NB: It was WikiLeaks, recall, that disseminated the East Anglia documents  that lent fuel to the argument that global warming was a myth. It turned out that the documents, as edited, were misleading and that leak served the interests of the petroleum industry and its adherents on the far right.
EXCERPT: While the world remains transfixed by the Egyptian revolt, a crisis with equally profound global consequences is quietly brewing elsewhere in the Middle East: WikiLeaks this week released U.S. diplomatic cables suggesting that Saudi Arabia may have vastly overstated its oil reserves — if true, that could dramatically accelerate the arrival of the long-feared “peak oil” moment, when oil production hits its final high before slowly declining, keeping prices rising for the foreseeable future and slowing global economic growth. But not all industry analysts are convinced by the claims in the cables.
The diplomatic cables from the U.S. embassy in Riyadh between 2007 and 2009 cite a former senior executive of Saudi Arabia’s state-run Aramco oil company as revealing to American officials that the country’s official estimate of 716 billion barrels of oil reserves is, well, hogwash; the real figure is about 40% lower than that, according to the oil executive, Sadad al-Husseini, a geologist who until 2004 headed Aramco’s exploration department — a seemingly impeccable source. WikiLeaks released the four cables on Tuesday.

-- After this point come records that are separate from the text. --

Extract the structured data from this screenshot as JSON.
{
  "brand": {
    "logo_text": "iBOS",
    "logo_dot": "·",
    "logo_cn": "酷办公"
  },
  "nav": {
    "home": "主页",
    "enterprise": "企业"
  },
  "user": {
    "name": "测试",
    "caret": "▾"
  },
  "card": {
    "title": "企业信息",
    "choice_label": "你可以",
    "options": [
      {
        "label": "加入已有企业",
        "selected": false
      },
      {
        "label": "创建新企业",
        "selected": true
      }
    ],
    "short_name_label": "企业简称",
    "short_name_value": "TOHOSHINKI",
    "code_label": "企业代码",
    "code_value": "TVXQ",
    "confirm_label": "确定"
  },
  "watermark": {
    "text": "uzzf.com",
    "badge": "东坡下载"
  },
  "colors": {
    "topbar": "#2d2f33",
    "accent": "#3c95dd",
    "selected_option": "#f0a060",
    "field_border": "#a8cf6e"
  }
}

As a private citizen no longer representing the company, Husseini was apparently free to speak candidly. And in a November 2007 meeting with the U.S. economic officer in Riyadh, he broke the sobering news that the country’s reserves were nowhere near as big as officials were claiming. “First, it is possible that Saudi reserves are not as bountiful as sometimes described,” the U.S. Consul General John Kincannon in Riyadh wrote to State Department officials in Washington, reporting on Husseini’s analysis, “and the timeline for their production not as unrestrained as Aramco and energy optimists would like to portray.” (Read “Is Peak Oil Coming Soon?”)  . . .